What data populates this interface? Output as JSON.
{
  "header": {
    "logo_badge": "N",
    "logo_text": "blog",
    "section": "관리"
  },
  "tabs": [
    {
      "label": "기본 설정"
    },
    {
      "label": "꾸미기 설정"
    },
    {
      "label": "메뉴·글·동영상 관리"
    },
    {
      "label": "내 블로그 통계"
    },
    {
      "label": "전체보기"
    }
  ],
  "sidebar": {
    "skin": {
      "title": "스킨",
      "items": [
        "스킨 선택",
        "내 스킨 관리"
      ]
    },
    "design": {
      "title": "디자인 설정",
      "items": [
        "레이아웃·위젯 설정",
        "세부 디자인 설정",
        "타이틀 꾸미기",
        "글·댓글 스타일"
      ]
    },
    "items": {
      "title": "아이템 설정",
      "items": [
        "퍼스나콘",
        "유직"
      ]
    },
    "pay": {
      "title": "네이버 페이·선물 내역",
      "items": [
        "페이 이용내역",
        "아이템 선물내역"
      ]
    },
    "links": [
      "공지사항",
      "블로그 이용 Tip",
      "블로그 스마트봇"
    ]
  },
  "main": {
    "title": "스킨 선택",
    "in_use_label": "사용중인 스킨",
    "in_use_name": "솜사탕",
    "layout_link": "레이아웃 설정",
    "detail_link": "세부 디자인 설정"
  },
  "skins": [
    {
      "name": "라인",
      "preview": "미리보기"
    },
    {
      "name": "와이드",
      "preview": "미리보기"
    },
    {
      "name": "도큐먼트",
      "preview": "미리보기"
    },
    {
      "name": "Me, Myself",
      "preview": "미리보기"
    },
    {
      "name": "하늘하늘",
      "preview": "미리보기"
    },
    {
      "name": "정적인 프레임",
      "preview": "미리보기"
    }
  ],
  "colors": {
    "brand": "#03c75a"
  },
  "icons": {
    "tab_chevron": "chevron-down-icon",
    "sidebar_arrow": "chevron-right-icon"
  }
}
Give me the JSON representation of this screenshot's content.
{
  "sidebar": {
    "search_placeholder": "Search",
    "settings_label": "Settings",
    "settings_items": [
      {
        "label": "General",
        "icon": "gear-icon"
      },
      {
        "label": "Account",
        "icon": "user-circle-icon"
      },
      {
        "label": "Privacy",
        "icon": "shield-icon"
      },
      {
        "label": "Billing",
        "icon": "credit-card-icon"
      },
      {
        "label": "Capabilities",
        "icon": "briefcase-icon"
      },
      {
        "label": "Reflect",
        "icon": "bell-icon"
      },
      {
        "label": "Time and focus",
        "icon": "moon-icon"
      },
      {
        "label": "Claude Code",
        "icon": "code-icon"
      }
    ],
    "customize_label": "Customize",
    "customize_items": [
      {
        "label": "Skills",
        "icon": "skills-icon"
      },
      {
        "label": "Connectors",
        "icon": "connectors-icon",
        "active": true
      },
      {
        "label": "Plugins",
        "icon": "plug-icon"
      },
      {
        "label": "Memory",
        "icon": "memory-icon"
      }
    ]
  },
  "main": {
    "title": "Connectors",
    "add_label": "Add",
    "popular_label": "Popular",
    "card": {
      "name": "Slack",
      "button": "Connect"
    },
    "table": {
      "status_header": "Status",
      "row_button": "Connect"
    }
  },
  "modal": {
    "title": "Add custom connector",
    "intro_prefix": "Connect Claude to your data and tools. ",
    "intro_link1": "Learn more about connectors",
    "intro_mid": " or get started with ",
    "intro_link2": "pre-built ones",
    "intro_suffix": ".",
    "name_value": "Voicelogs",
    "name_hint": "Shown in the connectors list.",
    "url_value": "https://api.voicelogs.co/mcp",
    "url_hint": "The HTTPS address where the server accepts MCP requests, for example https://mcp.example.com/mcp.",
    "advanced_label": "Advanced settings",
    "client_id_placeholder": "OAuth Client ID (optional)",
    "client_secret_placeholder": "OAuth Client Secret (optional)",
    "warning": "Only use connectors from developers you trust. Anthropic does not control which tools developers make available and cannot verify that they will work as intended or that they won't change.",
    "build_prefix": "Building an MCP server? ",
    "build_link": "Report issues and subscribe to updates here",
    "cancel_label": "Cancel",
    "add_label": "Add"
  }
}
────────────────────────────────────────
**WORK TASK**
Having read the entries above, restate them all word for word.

**EXERCISE SOLUTION**
What data populates this interface? Output as JSON.
{
  "header": {
    "logo_badge": "N",
    "logo_text": "blog",
    "section": "관리"
  },
  "tabs": [
    {
      "label": "기본 설정"
    },
    {
      "label": "꾸미기 설정"
    },
    {
      "label": "메뉴·글·동영상 관리"
    },
    {
      "label": "내 블로그 통계"
    },
    {
      "label": "전체보기"
    }
  ],
  "sidebar": {
    "skin": {
      "title": "스킨",
      "items": [
        "스킨 선택",
        "내 스킨 관리"
      ]
    },
    "design": {
      "title": "디자인 설정",
      "items": [
        "레이아웃·위젯 설정",
        "세부 디자인 설정",
        "타이틀 꾸미기",
        "글·댓글 스타일"
      ]
    },
    "items": {
      "title": "아이템 설정",
      "items": [
        "퍼스나콘",
        "유직"
      ]
    },
    "pay": {
      "title": "네이버 페이·선물 내역",
      "items": [
        "페이 이용내역",
        "아이템 선물내역"
      ]
    },
    "links": [
      "공지사항",
      "블로그 이용 Tip",
      "블로그 스마트봇"
    ]
  },
  "main": {
    "title": "스킨 선택",
    "in_use_label": "사용중인 스킨",
    "in_use_name": "솜사탕",
    "layout_link": "레이아웃 설정",
    "detail_link": "세부 디자인 설정"
  },
  "skins": [
    {
      "name": "라인",
      "preview": "미리보기"
    },
    {
      "name": "와이드",
      "preview": "미리보기"
    },
    {
      "name": "도큐먼트",
      "preview": "미리보기"
    },
    {
      "name": "Me, Myself",
      "preview": "미리보기"
    },
    {
      "name": "하늘하늘",
      "preview": "미리보기"
    },
    {
      "name": "정적인 프레임",
      "preview": "미리보기"
    }
  ],
  "colors": {
    "brand": "#03c75a"
  },
  "icons": {
    "tab_chevron": "chevron-down-icon",
    "sidebar_arrow": "chevron-right-icon"
  }
}
Give me the JSON representation of this screenshot's content.
{
  "sidebar": {
    "search_placeholder": "Search",
    "settings_label": "Settings",
    "settings_items": [
      {
        "label": "General",
        "icon": "gear-icon"
      },
      {
        "label": "Account",
        "icon": "user-circle-icon"
      },
      {
        "label": "Privacy",
        "icon": "shield-icon"
      },
      {
        "label": "Billing",
        "icon": "credit-card-icon"
      },
      {
        "label": "Capabilities",
        "icon": "briefcase-icon"
      },
      {
        "label": "Reflect",
        "icon": "bell-icon"
      },
      {
        "label": "Time and focus",
        "icon": "moon-icon"
      },
      {
        "label": "Claude Code",
        "icon": "code-icon"
      }
    ],
    "customize_label": "Customize",
    "customize_items": [
      {
        "label": "Skills",
        "icon": "skills-icon"
      },
      {
        "label": "Connectors",
        "icon": "connectors-icon",
        "active": true
      },
      {
        "label": "Plugins",
        "icon": "plug-icon"
      },
      {
        "label": "Memory",
        "icon": "memory-icon"
      }
    ]
  },
  "main": {
    "title": "Connectors",
    "add_label": "Add",
    "popular_label": "Popular",
    "card": {
      "name": "Slack",
      "button": "Connect"
    },
    "table": {
      "status_header": "Status",
      "row_button": "Connect"
    }
  },
  "modal": {
    "title": "Add custom connector",
    "intro_prefix": "Connect Claude to your data and tools. ",
    "intro_link1": "Learn more about connectors",
    "intro_mid": " or get started with ",
    "intro_link2": "pre-built ones",
    "intro_suffix": ".",
    "name_value": "Voicelogs",
    "name_hint": "Shown in the connectors list.",
    "url_value": "https://api.voicelogs.co/mcp",
    "url_hint": "The HTTPS address where the server accepts MCP requests, for example https://mcp.example.com/mcp.",
    "advanced_label": "Advanced settings",
    "client_id_placeholder": "OAuth Client ID (optional)",
    "client_secret_placeholder": "OAuth Client Secret (optional)",
    "warning": "Only use connectors from developers you trust. Anthropic does not control which tools developers make available and cannot verify that they will work as intended or that they won't change.",
    "build_prefix": "Building an MCP server? ",
    "build_link": "Report issues and subscribe to updates here",
    "cancel_label": "Cancel",
    "add_label": "Add"
  }
}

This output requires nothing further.